TASK OBJECTIVE:
Go through the listing and pick out each line with the word "label" in it.

RECORDS TO PROCESS:

--

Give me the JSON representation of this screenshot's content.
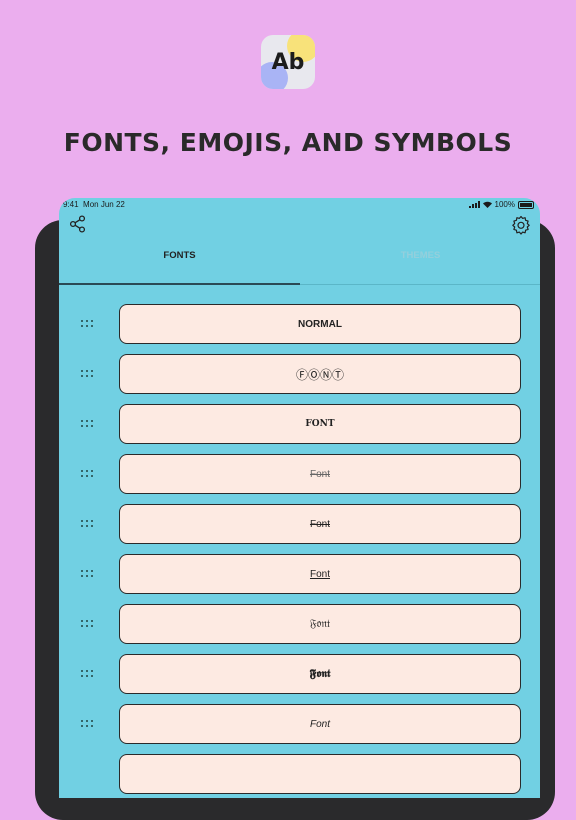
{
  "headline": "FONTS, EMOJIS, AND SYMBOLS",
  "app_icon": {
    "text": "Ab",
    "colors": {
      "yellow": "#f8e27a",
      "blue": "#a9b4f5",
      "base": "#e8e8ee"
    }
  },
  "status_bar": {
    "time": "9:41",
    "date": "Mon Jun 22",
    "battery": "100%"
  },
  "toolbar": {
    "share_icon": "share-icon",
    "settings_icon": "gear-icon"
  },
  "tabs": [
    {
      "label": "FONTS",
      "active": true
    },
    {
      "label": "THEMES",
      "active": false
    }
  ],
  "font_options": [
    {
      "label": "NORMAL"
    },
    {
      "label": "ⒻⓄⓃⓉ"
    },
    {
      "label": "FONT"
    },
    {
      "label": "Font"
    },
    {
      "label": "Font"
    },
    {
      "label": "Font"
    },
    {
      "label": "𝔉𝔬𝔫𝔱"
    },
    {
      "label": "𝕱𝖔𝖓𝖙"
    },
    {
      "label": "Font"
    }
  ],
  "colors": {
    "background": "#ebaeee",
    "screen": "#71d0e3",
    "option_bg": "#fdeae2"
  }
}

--

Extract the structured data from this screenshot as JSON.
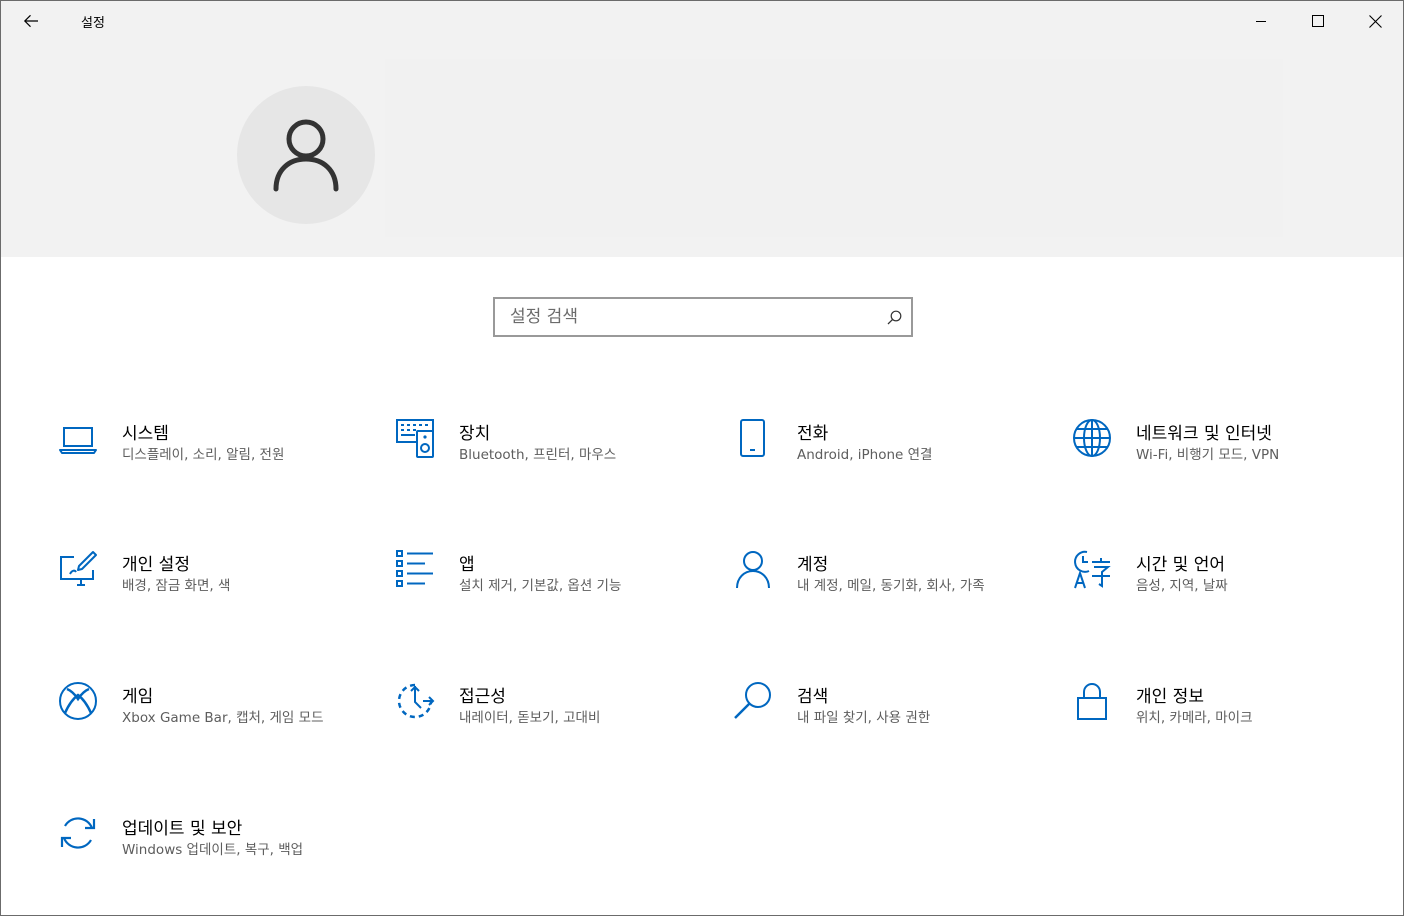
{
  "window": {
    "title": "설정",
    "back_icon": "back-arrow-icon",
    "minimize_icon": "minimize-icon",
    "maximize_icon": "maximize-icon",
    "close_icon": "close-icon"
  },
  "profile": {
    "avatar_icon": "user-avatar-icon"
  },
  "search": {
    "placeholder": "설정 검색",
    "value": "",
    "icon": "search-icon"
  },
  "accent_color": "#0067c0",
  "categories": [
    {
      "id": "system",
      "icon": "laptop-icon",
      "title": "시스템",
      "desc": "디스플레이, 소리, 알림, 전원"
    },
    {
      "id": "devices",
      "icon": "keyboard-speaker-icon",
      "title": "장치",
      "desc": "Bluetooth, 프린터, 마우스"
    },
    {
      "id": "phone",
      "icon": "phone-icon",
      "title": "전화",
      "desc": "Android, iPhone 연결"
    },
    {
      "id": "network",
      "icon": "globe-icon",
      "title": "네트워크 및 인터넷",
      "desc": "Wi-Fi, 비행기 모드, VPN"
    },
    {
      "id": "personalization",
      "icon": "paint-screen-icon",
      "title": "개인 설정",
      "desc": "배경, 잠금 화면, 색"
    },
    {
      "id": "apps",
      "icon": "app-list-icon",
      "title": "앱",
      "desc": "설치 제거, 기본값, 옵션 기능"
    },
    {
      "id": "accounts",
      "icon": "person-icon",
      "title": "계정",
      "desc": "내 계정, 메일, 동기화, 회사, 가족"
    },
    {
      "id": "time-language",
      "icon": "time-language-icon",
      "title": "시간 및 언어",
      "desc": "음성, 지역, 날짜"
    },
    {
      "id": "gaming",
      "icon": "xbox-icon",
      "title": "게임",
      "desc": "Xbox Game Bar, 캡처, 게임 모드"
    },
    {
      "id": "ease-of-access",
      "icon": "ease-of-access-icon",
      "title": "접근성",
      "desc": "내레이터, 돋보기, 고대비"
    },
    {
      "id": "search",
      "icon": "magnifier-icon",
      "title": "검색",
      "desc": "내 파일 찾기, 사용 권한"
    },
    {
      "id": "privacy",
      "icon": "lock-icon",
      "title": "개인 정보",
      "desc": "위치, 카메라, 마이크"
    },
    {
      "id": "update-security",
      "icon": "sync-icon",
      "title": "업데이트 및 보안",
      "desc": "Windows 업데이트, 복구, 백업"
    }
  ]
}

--

SOLUTION TO THIS EXERCISE:
      "label": "FONTS",
      "label": "THEMES",
      "label": "NORMAL"
      "label": "ⒻⓄⓃⓉ"
      "label": "FONT"
      "label": "Font"
      "label": "Font"
      "label": "Font"
      "label": "𝔉𝔬𝔫𝔱"
      "label": "𝕱𝖔𝖓𝖙"
      "label": "Font"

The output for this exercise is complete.